Print the entries exactly as given.
>>
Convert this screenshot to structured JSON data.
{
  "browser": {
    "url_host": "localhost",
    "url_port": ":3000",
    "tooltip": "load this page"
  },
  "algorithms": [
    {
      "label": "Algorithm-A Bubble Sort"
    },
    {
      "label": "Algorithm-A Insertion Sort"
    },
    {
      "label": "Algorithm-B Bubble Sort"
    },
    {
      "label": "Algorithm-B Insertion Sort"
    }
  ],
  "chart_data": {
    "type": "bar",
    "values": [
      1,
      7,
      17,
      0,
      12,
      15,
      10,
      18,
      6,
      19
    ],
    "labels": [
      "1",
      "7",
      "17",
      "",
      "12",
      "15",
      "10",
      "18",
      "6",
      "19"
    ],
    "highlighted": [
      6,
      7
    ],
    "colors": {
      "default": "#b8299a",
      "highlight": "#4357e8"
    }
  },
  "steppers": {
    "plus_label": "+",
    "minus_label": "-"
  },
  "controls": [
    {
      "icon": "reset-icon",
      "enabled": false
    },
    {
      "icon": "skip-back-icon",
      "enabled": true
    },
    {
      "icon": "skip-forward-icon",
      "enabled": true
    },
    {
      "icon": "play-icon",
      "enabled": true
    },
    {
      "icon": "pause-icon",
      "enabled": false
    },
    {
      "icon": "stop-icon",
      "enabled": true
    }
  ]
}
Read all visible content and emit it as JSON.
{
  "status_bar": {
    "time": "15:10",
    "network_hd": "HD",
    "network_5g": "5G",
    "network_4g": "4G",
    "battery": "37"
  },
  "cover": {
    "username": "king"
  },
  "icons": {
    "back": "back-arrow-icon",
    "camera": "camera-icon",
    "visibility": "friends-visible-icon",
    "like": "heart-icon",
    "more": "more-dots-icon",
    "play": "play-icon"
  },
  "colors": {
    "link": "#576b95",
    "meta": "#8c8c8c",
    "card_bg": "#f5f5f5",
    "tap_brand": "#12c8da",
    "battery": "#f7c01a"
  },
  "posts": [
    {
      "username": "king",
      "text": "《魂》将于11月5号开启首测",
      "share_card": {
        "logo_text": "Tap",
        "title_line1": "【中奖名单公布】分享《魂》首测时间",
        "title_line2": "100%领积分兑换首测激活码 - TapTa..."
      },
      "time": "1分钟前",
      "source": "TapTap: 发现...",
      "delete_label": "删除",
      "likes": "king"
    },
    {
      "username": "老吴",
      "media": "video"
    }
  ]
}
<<
EXERCISE ANSWER:
Convert this screenshot to structured JSON data.
{
  "browser": {
    "url_host": "localhost",
    "url_port": ":3000",
    "tooltip": "load this page"
  },
  "algorithms": [
    {
      "label": "Algorithm-A Bubble Sort"
    },
    {
      "label": "Algorithm-A Insertion Sort"
    },
    {
      "label": "Algorithm-B Bubble Sort"
    },
    {
      "label": "Algorithm-B Insertion Sort"
    }
  ],
  "chart_data": {
    "type": "bar",
    "values": [
      1,
      7,
      17,
      0,
      12,
      15,
      10,
      18,
      6,
      19
    ],
    "labels": [
      "1",
      "7",
      "17",
      "",
      "12",
      "15",
      "10",
      "18",
      "6",
      "19"
    ],
    "highlighted": [
      6,
      7
    ],
    "colors": {
      "default": "#b8299a",
      "highlight": "#4357e8"
    }
  },
  "steppers": {
    "plus_label": "+",
    "minus_label": "-"
  },
  "controls": [
    {
      "icon": "reset-icon",
      "enabled": false
    },
    {
      "icon": "skip-back-icon",
      "enabled": true
    },
    {
      "icon": "skip-forward-icon",
      "enabled": true
    },
    {
      "icon": "play-icon",
      "enabled": true
    },
    {
      "icon": "pause-icon",
      "enabled": false
    },
    {
      "icon": "stop-icon",
      "enabled": true
    }
  ]
}
Read all visible content and emit it as JSON.
{
  "status_bar": {
    "time": "15:10",
    "network_hd": "HD",
    "network_5g": "5G",
    "network_4g": "4G",
    "battery": "37"
  },
  "cover": {
    "username": "king"
  },
  "icons": {
    "back": "back-arrow-icon",
    "camera": "camera-icon",
    "visibility": "friends-visible-icon",
    "like": "heart-icon",
    "more": "more-dots-icon",
    "play": "play-icon"
  },
  "colors": {
    "link": "#576b95",
    "meta": "#8c8c8c",
    "card_bg": "#f5f5f5",
    "tap_brand": "#12c8da",
    "battery": "#f7c01a"
  },
  "posts": [
    {
      "username": "king",
      "text": "《魂》将于11月5号开启首测",
      "share_card": {
        "logo_text": "Tap",
        "title_line1": "【中奖名单公布】分享《魂》首测时间",
        "title_line2": "100%领积分兑换首测激活码 - TapTa..."
      },
      "time": "1分钟前",
      "source": "TapTap: 发现...",
      "delete_label": "删除",
      "likes": "king"
    },
    {
      "username": "老吴",
      "media": "video"
    }
  ]
}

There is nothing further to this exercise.